Consequence: each $$v \in V$$ does not have a unique representation.

If one vector can be written in more than one way, then all can. Let $$v=u+w$$ for different pairs $$\{u,w\}$$ and write $$x=(x-v)+v=(u'+w')+(u+w)=(u'+u)+(w'+w)$$.

• To clarify: $u' + w'$ is not a representation of $v$. It is a representation of $x - v$. So at the end when we write $x = (u' + u) + (w' + w)$, we can substitute different values for $u$ and $w$ because $v$ doesn't have a unique representation. For example if $v = u_1 + w_1$ and $v = u_2 + w_2$ then $x = (u' + u_1) + (w' + w_1)$ and $x = (u' + u_2) + (w' + w_2)$, yes? So $x$ has non-unique representation too. Commented May 14, 2020 at 5:53
• Note: this answer generalizes to any finite sum. (The other answers that use the condition $U\cap W=0$ works for two subspaces but can be generalized; see this post). Specifically, suppose $V=\sum U_i$ isn’t direct, say $v=\sum u_i^*=\sum u_i^{**}$. Then for any $x$, if $x-v=\sum u_i$, we have $x=(x-v)+v=\sum u_i+\sum u_i^*=\sum (u_i+u_i^*)$ and similarly $x=\sum (u_i+u_i^{**})$. Since $u_j^*\neq u_j^{**}$ for some $j$, $u_j+u_j^*\neq u_j+u_j^{**}$. Commented May 17, 2020 at 19:40
• Alternatively, we can reduce the general question of the finite case to the case of two subspaces.
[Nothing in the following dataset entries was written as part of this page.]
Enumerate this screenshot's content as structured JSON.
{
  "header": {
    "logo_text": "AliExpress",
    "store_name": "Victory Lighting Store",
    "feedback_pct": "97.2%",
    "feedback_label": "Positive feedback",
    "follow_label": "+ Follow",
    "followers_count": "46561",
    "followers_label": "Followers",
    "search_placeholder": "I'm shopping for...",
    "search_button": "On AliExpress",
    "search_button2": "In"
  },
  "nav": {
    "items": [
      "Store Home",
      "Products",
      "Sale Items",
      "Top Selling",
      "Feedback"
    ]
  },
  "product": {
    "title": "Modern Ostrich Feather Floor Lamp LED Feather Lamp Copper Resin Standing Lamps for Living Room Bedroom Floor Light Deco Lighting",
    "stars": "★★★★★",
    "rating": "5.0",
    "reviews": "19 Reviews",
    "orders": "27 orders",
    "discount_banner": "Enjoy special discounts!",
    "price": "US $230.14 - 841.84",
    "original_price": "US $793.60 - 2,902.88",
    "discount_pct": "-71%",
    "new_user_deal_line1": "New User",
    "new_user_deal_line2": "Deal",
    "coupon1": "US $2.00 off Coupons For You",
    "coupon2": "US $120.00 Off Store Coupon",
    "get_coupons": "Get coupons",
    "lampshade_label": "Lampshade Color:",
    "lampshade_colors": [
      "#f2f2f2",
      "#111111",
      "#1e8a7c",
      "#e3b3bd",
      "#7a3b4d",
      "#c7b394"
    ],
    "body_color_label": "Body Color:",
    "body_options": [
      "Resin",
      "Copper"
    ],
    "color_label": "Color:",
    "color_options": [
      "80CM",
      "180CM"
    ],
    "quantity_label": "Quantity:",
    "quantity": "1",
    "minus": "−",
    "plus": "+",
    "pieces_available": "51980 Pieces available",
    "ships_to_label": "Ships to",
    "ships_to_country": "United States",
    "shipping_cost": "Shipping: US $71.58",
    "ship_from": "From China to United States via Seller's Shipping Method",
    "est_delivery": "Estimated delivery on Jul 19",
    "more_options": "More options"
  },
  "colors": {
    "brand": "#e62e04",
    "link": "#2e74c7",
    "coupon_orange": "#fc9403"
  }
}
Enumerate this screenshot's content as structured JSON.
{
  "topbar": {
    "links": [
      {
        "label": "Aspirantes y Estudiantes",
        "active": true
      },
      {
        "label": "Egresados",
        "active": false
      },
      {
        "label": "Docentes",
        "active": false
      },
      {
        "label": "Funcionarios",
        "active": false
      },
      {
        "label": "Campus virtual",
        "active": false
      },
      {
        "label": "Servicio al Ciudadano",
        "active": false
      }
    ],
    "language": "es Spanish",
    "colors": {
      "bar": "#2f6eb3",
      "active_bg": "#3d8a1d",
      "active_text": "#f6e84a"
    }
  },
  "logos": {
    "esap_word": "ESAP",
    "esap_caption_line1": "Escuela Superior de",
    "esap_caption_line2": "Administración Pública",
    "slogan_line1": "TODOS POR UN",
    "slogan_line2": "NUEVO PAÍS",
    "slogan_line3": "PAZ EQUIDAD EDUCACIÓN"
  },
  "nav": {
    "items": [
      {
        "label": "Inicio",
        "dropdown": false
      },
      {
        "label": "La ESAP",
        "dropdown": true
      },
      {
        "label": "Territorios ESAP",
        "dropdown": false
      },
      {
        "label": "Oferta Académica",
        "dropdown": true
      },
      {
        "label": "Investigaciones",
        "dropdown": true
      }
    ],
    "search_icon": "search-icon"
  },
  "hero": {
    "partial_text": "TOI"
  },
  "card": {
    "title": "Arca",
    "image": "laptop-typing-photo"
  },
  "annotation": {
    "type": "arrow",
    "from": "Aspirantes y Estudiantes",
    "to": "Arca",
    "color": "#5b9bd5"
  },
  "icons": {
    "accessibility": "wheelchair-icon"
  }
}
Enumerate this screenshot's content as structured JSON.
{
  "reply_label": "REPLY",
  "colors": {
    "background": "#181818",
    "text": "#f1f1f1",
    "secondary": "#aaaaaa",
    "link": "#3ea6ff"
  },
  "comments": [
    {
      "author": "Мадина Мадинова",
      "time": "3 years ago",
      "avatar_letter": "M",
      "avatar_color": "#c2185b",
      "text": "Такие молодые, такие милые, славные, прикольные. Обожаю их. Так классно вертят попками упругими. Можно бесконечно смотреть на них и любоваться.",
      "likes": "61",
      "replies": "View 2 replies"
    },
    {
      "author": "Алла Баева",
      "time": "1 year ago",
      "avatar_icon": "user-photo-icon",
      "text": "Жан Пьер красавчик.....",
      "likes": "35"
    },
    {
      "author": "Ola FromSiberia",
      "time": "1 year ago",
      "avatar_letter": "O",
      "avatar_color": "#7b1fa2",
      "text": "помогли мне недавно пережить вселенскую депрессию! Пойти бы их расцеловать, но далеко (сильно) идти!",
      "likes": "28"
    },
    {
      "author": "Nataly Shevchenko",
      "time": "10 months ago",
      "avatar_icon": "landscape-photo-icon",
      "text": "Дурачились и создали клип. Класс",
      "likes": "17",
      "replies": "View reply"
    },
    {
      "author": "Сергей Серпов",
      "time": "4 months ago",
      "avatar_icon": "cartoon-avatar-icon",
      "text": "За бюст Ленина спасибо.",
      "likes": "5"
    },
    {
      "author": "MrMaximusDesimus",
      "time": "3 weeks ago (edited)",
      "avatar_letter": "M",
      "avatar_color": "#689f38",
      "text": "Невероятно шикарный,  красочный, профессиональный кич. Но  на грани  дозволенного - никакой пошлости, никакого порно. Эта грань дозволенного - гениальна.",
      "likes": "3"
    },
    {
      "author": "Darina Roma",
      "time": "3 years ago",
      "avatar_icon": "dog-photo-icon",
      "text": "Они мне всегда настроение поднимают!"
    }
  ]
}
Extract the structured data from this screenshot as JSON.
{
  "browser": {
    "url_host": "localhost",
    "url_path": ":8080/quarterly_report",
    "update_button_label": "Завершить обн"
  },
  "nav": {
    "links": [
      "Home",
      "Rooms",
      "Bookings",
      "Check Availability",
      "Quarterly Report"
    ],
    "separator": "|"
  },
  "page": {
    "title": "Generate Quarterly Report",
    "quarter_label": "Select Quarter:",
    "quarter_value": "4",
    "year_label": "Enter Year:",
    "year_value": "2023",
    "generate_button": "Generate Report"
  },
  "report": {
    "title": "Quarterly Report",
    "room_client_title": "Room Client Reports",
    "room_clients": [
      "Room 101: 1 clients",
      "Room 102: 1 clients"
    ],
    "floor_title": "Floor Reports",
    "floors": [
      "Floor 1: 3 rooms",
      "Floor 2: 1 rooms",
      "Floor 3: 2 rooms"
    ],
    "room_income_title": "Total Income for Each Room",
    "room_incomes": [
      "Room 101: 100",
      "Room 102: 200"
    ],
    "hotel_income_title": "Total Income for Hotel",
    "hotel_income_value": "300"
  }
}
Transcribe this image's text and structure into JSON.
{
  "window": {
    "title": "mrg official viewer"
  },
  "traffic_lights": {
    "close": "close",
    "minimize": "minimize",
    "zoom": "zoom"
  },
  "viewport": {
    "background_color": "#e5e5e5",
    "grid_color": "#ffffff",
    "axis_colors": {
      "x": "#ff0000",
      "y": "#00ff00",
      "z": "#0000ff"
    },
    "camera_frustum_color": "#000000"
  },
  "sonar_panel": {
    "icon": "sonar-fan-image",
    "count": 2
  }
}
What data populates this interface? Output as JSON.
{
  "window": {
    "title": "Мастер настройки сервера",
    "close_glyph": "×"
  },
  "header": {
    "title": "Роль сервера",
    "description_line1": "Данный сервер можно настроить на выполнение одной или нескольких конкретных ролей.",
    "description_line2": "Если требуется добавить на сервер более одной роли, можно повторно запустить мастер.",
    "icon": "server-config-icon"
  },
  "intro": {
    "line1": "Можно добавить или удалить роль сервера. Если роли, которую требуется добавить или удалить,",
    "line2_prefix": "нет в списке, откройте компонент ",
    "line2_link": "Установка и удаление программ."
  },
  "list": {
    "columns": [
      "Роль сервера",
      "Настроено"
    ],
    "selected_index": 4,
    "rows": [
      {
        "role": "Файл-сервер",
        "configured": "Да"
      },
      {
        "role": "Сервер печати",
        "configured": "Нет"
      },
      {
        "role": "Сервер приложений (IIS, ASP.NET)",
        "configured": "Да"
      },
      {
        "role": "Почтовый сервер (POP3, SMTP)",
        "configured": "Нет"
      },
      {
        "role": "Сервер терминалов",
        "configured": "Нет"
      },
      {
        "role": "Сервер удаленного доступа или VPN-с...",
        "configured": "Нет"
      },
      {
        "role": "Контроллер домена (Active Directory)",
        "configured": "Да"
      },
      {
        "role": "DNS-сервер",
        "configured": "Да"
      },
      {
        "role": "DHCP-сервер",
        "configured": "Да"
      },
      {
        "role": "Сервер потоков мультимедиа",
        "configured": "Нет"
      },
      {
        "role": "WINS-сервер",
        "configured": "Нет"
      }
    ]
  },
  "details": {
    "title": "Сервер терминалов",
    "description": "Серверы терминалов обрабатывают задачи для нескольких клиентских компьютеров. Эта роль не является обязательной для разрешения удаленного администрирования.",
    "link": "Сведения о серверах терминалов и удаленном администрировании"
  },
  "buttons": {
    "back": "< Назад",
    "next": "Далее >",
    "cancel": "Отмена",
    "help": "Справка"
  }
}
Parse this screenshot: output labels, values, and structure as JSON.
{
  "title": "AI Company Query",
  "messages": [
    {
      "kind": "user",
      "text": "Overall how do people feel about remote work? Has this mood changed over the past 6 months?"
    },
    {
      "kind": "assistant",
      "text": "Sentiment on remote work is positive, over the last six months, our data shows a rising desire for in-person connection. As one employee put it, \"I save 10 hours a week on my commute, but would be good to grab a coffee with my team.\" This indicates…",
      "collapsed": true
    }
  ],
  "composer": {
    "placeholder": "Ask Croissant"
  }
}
The idea is that we can break down the non-direct finite sum into a non-direct sum of two subspaces: if $V = \sum U_i$ isn’t direct, say there is $v \in V$ such that $v = \sum u_i^* = \sum u_i^{**}$ with say $u_j^* \neq u_j^{**}$ for some $j$, then write $V=\sum U_i=U_j + (\sum_{i\neq j} U_i)$, which is a non-direct sum of two subspaces. Commented May 17, 2020 at 19:40

First note that the difference between $$U\oplus W$$ and $$U+W$$ is that in the latter case we allow $$U\cap W$$ to be non-trivial. So there exists a $$v\neq 0$$ such that $$v\in U\cap W$$ so we can write $$v=v+0$$ and $$v=0+v$$.

• That's true, but that's just a sufficient condition, not a necessary one. Commented May 14, 2020 at 5:31
• @joriki Is it not true that if $V=U+W$ and $V\neq U\oplus W$ then $U\cap W$ is non-empty? And so based on the wording of the question if $V=U+W$ and this is not direct then this directly implies $U\cap W$ is non-empty. Commented May 14, 2020 at 5:37
• @bowlofpetunia: $U\cap W$ is not empty, since $0 \in U\cap W.$
– Fred
Commented May 14, 2020 at 5:42
• @Fred Yes you're right I should have been writing non-trivial thank you. I don't believe this changes anything though. Commented May 14, 2020 at 5:43
• @bowlofpetunias: The question asks "exactly which vectors have a unique representation". You show that particular vectors don't have a unique representation, but that doesn't answer the question, since it doesn't follow that all others do. Commented May 14, 2020 at 5:47